_Task to carry out:_ Among the entries that follow, some lines contain the word "JSON". Show all of them.

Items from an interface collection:
● ● ● ● ● ● ●

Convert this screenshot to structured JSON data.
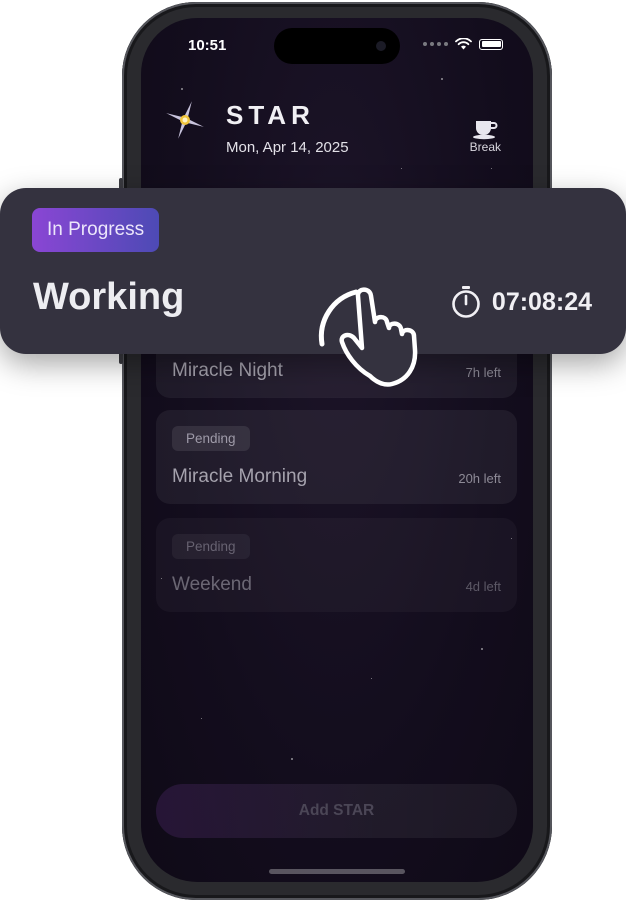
{
  "status_bar": {
    "time": "10:51"
  },
  "app": {
    "title": "STAR",
    "date": "Mon, Apr 14, 2025"
  },
  "break_button": {
    "label": "Break",
    "icon": "coffee-cup-icon"
  },
  "active_task": {
    "status": "In Progress",
    "title": "Working",
    "timer": "07:08:24",
    "timer_icon": "stopwatch-icon",
    "accent_gradient": [
      "#8a46d4",
      "#4d4ab5"
    ]
  },
  "tasks": [
    {
      "title": "Miracle Night",
      "time_left": "7h left"
    },
    {
      "status": "Pending",
      "title": "Miracle Morning",
      "time_left": "20h left"
    },
    {
      "status": "Pending",
      "title": "Weekend",
      "time_left": "4d left"
    }
  ],
  "add_button": {
    "label": "Add STAR"
  },
  "colors": {
    "screen_bg": "#130d1d",
    "card_bg": "#34323f",
    "text": "#ededf1"
  }
}
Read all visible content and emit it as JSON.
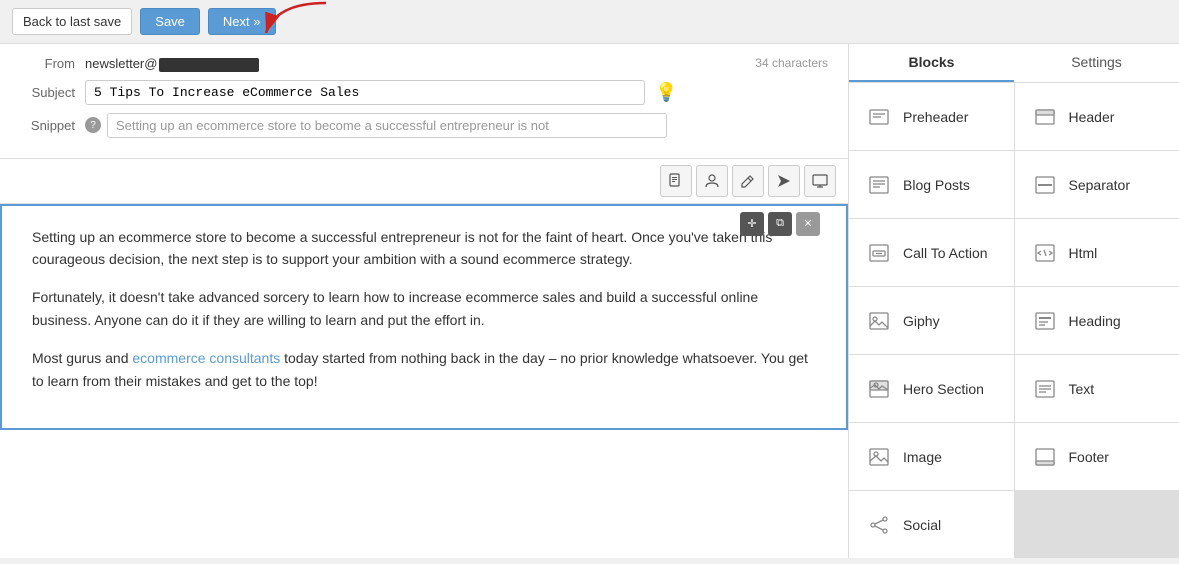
{
  "topBar": {
    "back_label": "Back to last save",
    "save_label": "Save",
    "next_label": "Next »"
  },
  "emailMeta": {
    "from_label": "From",
    "from_value": "newsletter@",
    "char_count": "34 characters",
    "subject_label": "Subject",
    "subject_value": "5 Tips To Increase eCommerce Sales",
    "snippet_label": "Snippet",
    "snippet_value": "Setting up an ecommerce store to become a successful entrepreneur is not"
  },
  "toolbar": {
    "buttons": [
      {
        "id": "tb-document",
        "icon": "📄"
      },
      {
        "id": "tb-user",
        "icon": "👤"
      },
      {
        "id": "tb-pen",
        "icon": "✏️"
      },
      {
        "id": "tb-send",
        "icon": "➤"
      },
      {
        "id": "tb-desktop",
        "icon": "🖥️"
      }
    ]
  },
  "editorContent": {
    "paragraphs": [
      "Setting up an ecommerce store to become a successful entrepreneur is not for the faint of heart. Once you've taken this courageous decision, the next step is to support your ambition with a sound ecommerce strategy.",
      "Fortunately, it doesn't take advanced sorcery to learn how to increase ecommerce sales and build a successful online business. Anyone can do it if they are willing to learn and put the effort in.",
      "Most gurus and ecommerce consultants today started from nothing back in the day – no prior knowledge whatsoever. You get to learn from their mistakes and get to the top!"
    ],
    "link_text": "ecommerce consultants"
  },
  "rightPanel": {
    "tabs": [
      {
        "id": "blocks",
        "label": "Blocks",
        "active": true
      },
      {
        "id": "settings",
        "label": "Settings",
        "active": false
      }
    ],
    "blocks": [
      {
        "id": "preheader",
        "label": "Preheader",
        "icon": "preheader"
      },
      {
        "id": "header",
        "label": "Header",
        "icon": "header"
      },
      {
        "id": "blog-posts",
        "label": "Blog Posts",
        "icon": "blog-posts"
      },
      {
        "id": "separator",
        "label": "Separator",
        "icon": "separator"
      },
      {
        "id": "call-to-action",
        "label": "Call To Action",
        "icon": "call-to-action"
      },
      {
        "id": "html",
        "label": "Html",
        "icon": "html"
      },
      {
        "id": "giphy",
        "label": "Giphy",
        "icon": "giphy"
      },
      {
        "id": "heading",
        "label": "Heading",
        "icon": "heading"
      },
      {
        "id": "hero-section",
        "label": "Hero Section",
        "icon": "hero-section"
      },
      {
        "id": "text",
        "label": "Text",
        "icon": "text"
      },
      {
        "id": "image",
        "label": "Image",
        "icon": "image"
      },
      {
        "id": "footer",
        "label": "Footer",
        "icon": "footer"
      },
      {
        "id": "social",
        "label": "Social",
        "icon": "social"
      }
    ]
  }
}
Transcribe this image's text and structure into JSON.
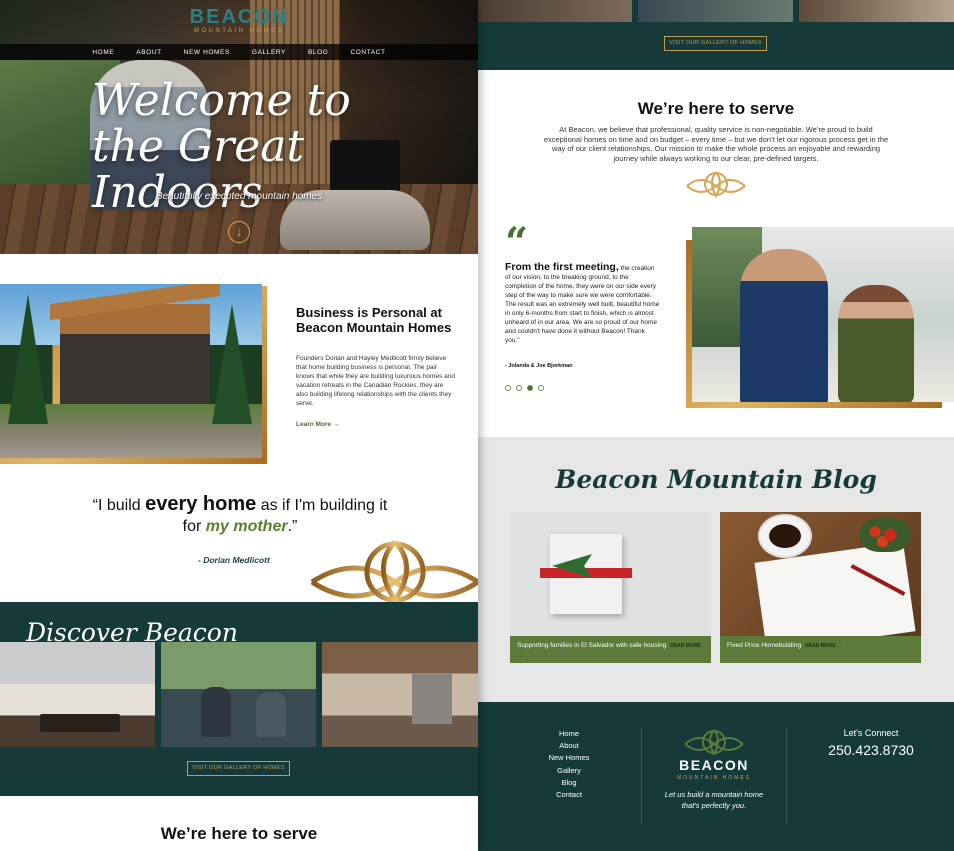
{
  "hero": {
    "brand": "BEACON",
    "brand_sub": "MOUNTAIN HOMES",
    "nav": [
      "HOME",
      "ABOUT",
      "NEW HOMES",
      "GALLERY",
      "BLOG",
      "CONTACT"
    ],
    "title_line1": "Welcome to",
    "title_line2": "the Great Indoors",
    "subtitle": "Beautifully executed mountain homes",
    "scroll_icon": "arrow-down-circle-icon"
  },
  "business": {
    "title": "Business is Personal at Beacon Mountain Homes",
    "text": "Founders Dorian and Hayley Medlicott firmly believe that home building business is personal. The pair knows that while they are building luxurious homes and vacation retreats in the Canadian Rockies, they are also building lifelong relationships with the clients they serve.",
    "learn_more": "Learn More →"
  },
  "quote": {
    "part1": "“I build ",
    "bold": "every home",
    "part2": " as if I'm building it for ",
    "green": "my mother",
    "part3": ".”",
    "author": "- Dorian Medlicott"
  },
  "discover": {
    "title": "Discover Beacon",
    "gallery_button": "VISIT OUR GALLERY OF HOMES"
  },
  "serve": {
    "title": "We’re here to serve",
    "text": "At Beacon, we believe that professional, quality service is non-negotiable. We’re proud to build exceptional homes on time and on budget – every time – but we don’t let our rigorous process get in the way of our client relationships. Our mission to make the whole process an enjoyable and rewarding journey while always working to our clear, pre-defined targets."
  },
  "testimonial": {
    "lead": "From the first meeting,",
    "text": " the creation of our vision, to the breaking ground, to the completion of the home, they were on our side every step of the way to make sure we were comfortable. The result was an extremely well built, beautiful home in only 6-months from start to finish, which is almost unheard of in our area. We are so proud of our home and couldn't have done it without Beacon! Thank you.\"",
    "author": "- Jolanda & Joe Bjorkman",
    "dots_total": 4,
    "dots_active_index": 2
  },
  "blog": {
    "title": "Beacon Mountain Blog",
    "posts": [
      {
        "title": "Supporting families in El Salvador with safe housing",
        "more": "READ MORE →"
      },
      {
        "title": "Fixed Price Homebuilding",
        "more": "READ MORE →"
      }
    ]
  },
  "footer": {
    "links": [
      "Home",
      "About",
      "New Homes",
      "Gallery",
      "Blog",
      "Contact"
    ],
    "brand": "BEACON",
    "brand_sub": "MOUNTAIN HOMES",
    "tagline": "Let us build a mountain home that's perfectly you.",
    "connect_label": "Let's Connect",
    "phone": "250.423.8730"
  },
  "colors": {
    "teal_dark": "#163a3a",
    "gold": "#c69c53",
    "green": "#4a6f2e",
    "brand_teal": "#2b7f86"
  }
}
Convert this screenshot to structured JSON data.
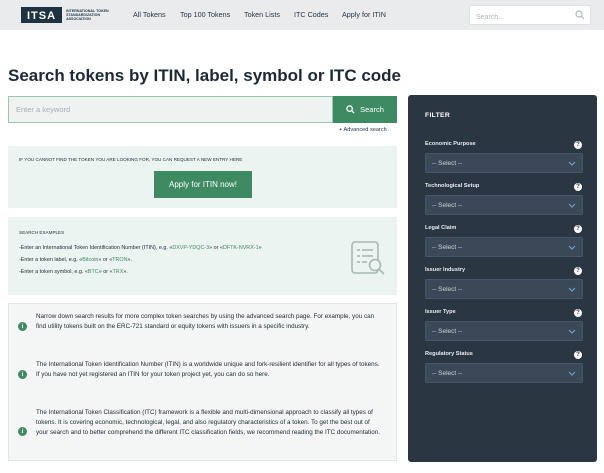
{
  "logo": {
    "mark": "ITSA",
    "subtitle": "INTERNATIONAL TOKEN STANDARDIZATION ASSOCIATION"
  },
  "nav": [
    "All Tokens",
    "Top 100 Tokens",
    "Token Lists",
    "ITC Codes",
    "Apply for ITIN"
  ],
  "top_search": {
    "placeholder": "Search..."
  },
  "page_title": "Search tokens by ITIN, label, symbol or ITC code",
  "keyword": {
    "placeholder": "Enter a keyword",
    "button": "Search"
  },
  "advanced_link": "+ Advanced search",
  "request": {
    "note": "IF YOU CANNOT FIND THE TOKEN YOU ARE LOOKING FOR, YOU CAN REQUEST A NEW ENTRY HERE",
    "button": "Apply for ITIN now!"
  },
  "examples": {
    "title": "SEARCH EXAMPLES",
    "itin": {
      "pre": "-Enter an International Token Identification Number (ITIN), e.g. «",
      "a": "DXVP-YDQC-3",
      "mid": "» or «",
      "b": "DFTK-NVRX-1",
      "post": "»"
    },
    "label": {
      "pre": "-Enter a token label, e.g. «",
      "a": "Bitcoin",
      "mid": "» or «",
      "b": "TRON",
      "post": "»."
    },
    "symbol": {
      "pre": "-Enter a token symbol, e.g. «",
      "a": "BTC",
      "mid": "» or «",
      "b": "TRX",
      "post": "»."
    }
  },
  "info": [
    "Narrow down search results for more complex token searches by using the advanced search page. For example, you can find utility tokens built on the ERC-721 standard or equity tokens with issuers in a specific industry.",
    "The International Token Identification Number (ITIN) is a worldwide unique and fork-resilient identifier for all types of tokens. If you have not yet registered an ITIN for your token project yet, you can do so here.",
    "The International Token Classification (ITC) framework is a flexible and multi-dimensional approach to classify all types of tokens. It is covering economic, technological, legal, and also regulatory characteristics of a token. To get the best out of your search and to better comprehend the different ITC classification fields, we recommend reading the ITC documentation."
  ],
  "filter": {
    "title": "FILTER",
    "select_placeholder": "-- Select --",
    "fields": [
      "Economic Purpose",
      "Technological Setup",
      "Legal Claim",
      "Issuer Industry",
      "Issuer Type",
      "Regulatory Status"
    ]
  },
  "colors": {
    "accent": "#3e8a63",
    "dark_panel": "#2a3642",
    "topbar": "#e9ebed"
  }
}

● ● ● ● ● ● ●

_Answer for the task:_
Convert this screenshot to structured JSON data.
Read all visible content and emit it as JSON.
Transcribe this image's text and structure into JSON.
Convert this screenshot to structured JSON data.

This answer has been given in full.